I’ve long been a fan of Alison Krauss – she has a beautiful voice and her brand of bluegrass music is very much to my liking. She has made several sorties into other types of music – notably on Raising Sand, the album she made with Robert Plant, formerly the lead singer of Led Zeppelin. That album won five Grammy awards – just a few of the twenty seven she has won to date! I also enjoy classical crossover as a genre, and this is a perfect example of the blending of styles that seems to come naturally to great musicians.

I marked day 10 with a bit of silliness from the best band I’ve ever seen live. Sadly, they split up in 2016, after more than ten years of making hugely enjoyable music and performing some occasionally outrageous live shows – their anti-Valentine’s Day show several years ago is still the only folk music gig I’ve attended where burlesque dancers were part of the show! This song made the BBC Radio 2 playlist on release, but didn’t trouble the charts – a pity, as it would have livened them up a bit. This, ladies and gentlemen, is the inimitable Bellowhead:

No one sleeps while they’re on!

Although, as I’ve said, I try to avoid chart hits – and my musical taste doesn’t really include many of them anyway – I do make the odd notable exception. This one, which I posted for day 11, is from one of my many favourite bands. It goes back to the 1970s when it seemed that everyone was making a Christmas record, many of dubious and variable quality.

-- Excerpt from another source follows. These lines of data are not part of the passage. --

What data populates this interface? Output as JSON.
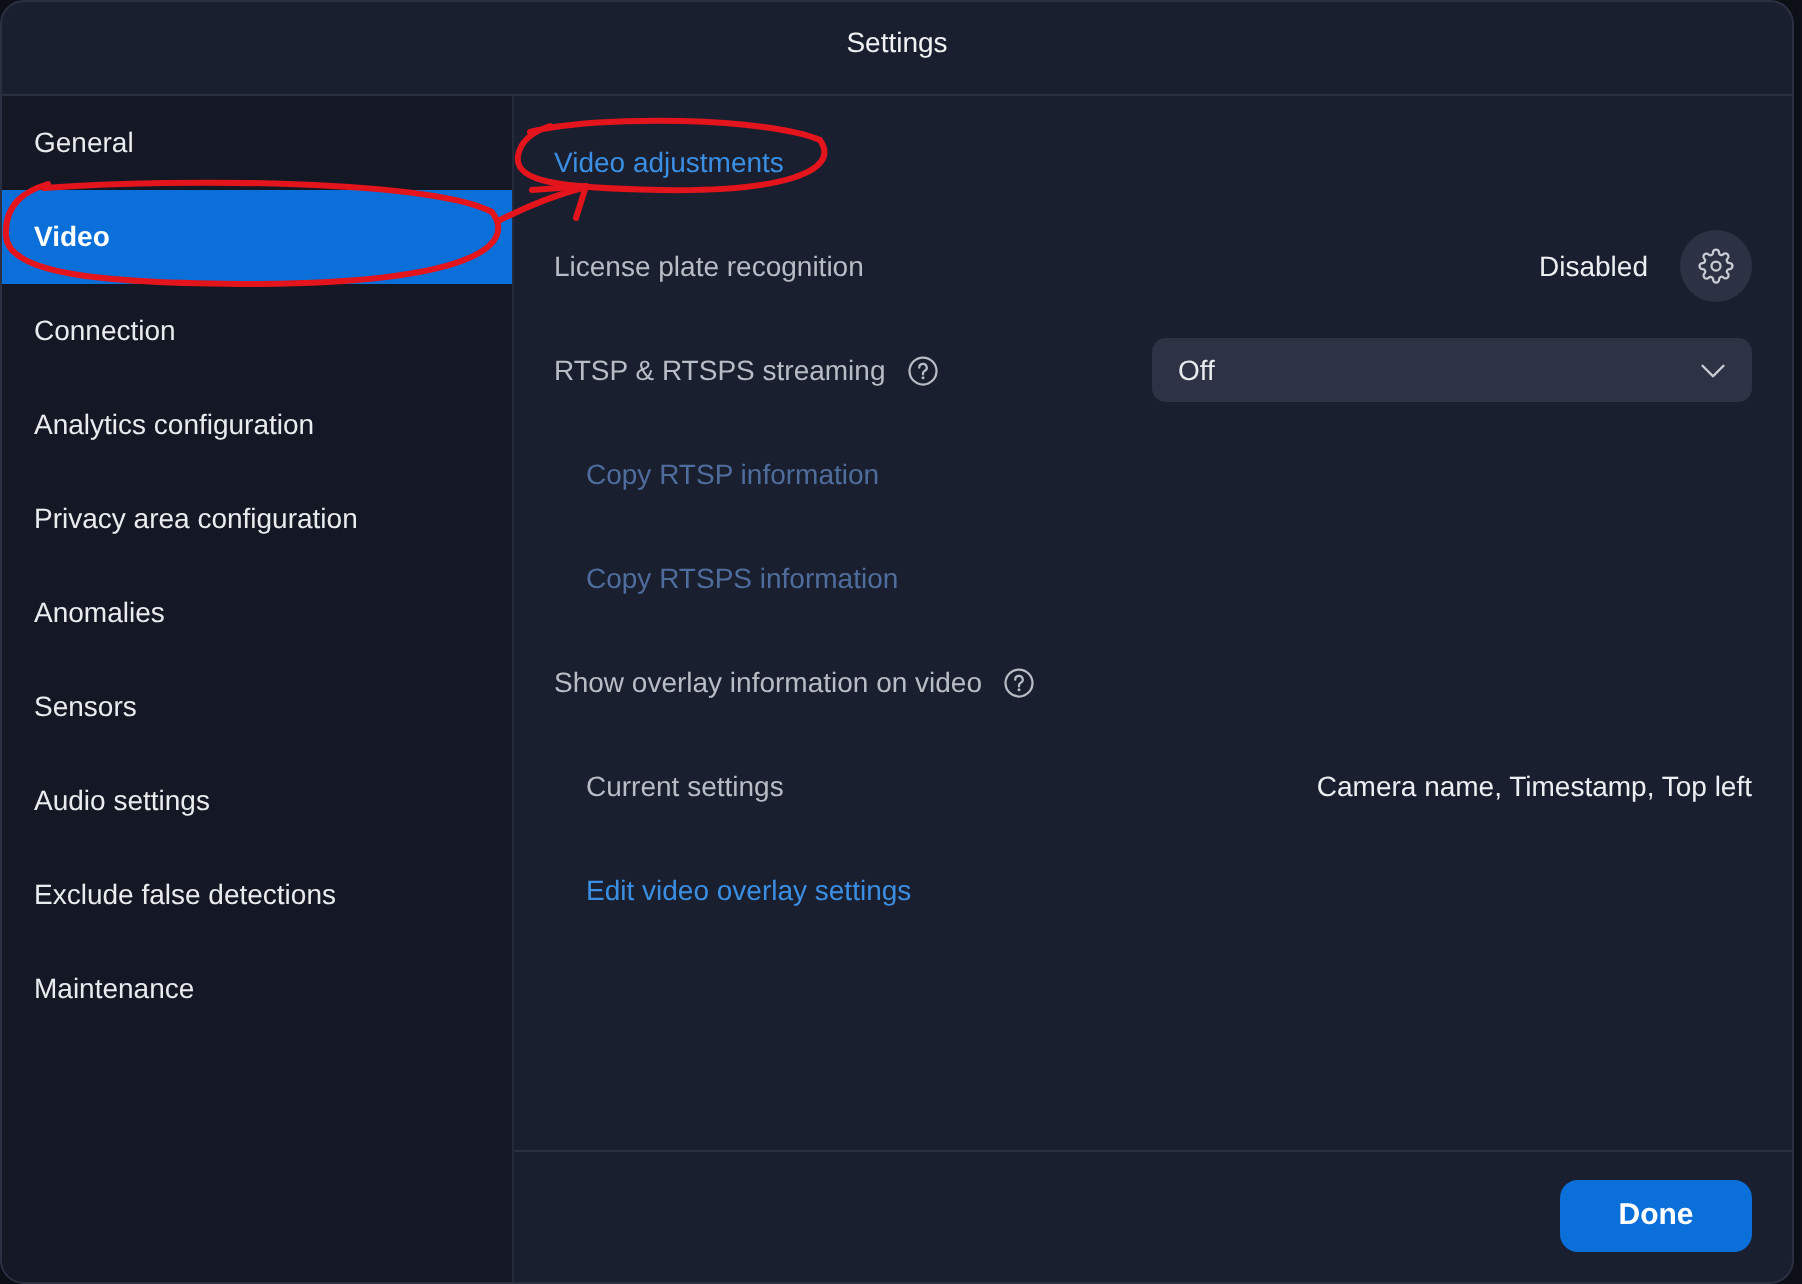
{
  "window": {
    "title": "Settings"
  },
  "sidebar": {
    "items": [
      {
        "label": "General",
        "selected": false
      },
      {
        "label": "Video",
        "selected": true
      },
      {
        "label": "Connection",
        "selected": false
      },
      {
        "label": "Analytics configuration",
        "selected": false
      },
      {
        "label": "Privacy area configuration",
        "selected": false
      },
      {
        "label": "Anomalies",
        "selected": false
      },
      {
        "label": "Sensors",
        "selected": false
      },
      {
        "label": "Audio settings",
        "selected": false
      },
      {
        "label": "Exclude false detections",
        "selected": false
      },
      {
        "label": "Maintenance",
        "selected": false
      }
    ]
  },
  "content": {
    "rows": [
      {
        "kind": "link",
        "label": "Video adjustments",
        "disabled": false,
        "help": false
      },
      {
        "kind": "status",
        "label": "License plate recognition",
        "value": "Disabled",
        "help": false
      },
      {
        "kind": "select",
        "label": "RTSP & RTSPS streaming",
        "value": "Off",
        "help": true,
        "children": [
          {
            "kind": "link",
            "label": "Copy RTSP information",
            "disabled": true
          },
          {
            "kind": "link",
            "label": "Copy RTSPS information",
            "disabled": true
          }
        ]
      },
      {
        "kind": "heading",
        "label": "Show overlay information on video",
        "help": true,
        "children": [
          {
            "kind": "info",
            "label": "Current settings",
            "value": "Camera name, Timestamp, Top left"
          },
          {
            "kind": "link",
            "label": "Edit video overlay settings",
            "disabled": false
          }
        ]
      }
    ]
  },
  "footer": {
    "buttons": [
      {
        "label": "Done"
      }
    ]
  }
}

This is, I think, the only one of Jethro Tull’s three Christmas singles that charted, and they also recorded an entire album of seasonal music. I love this song, and this special promotional video that was made to accompany it on TV fits it perfectly:

And finally, for Part Two of this compilation, here is the song I posted today:

I bought the Band’s first album, Music From Big Pink, when it was first released, and played it to the point where the vinyl was almost transparent! There was just something about them, the songs they wrote, and the plaintive rawness of their performance that really got to me. This song was released on their album Islands in 1977, and typifies so much of what I like about them. There is a beauty and simplicity in the lyrics and the laid back musicianship that, to me, are very fitting for a Christmas song, and this seems a good point at which to conclude my Part Two. I’ll be back again next Tuesday with Part Three and hope to see you again then. In the meantime, you can see and hear each day’s song on my Facebook page and my Twitter feed, if you’d like to keep up to date – just click the links to the right if you don’t already follow me on either or both. If you do you’ll also see posts shared from my Instagram #AdventCalendar, though maybe the less said about that the better!

I hope your pre-Christmas is going well, and look forward to seeing you again next time.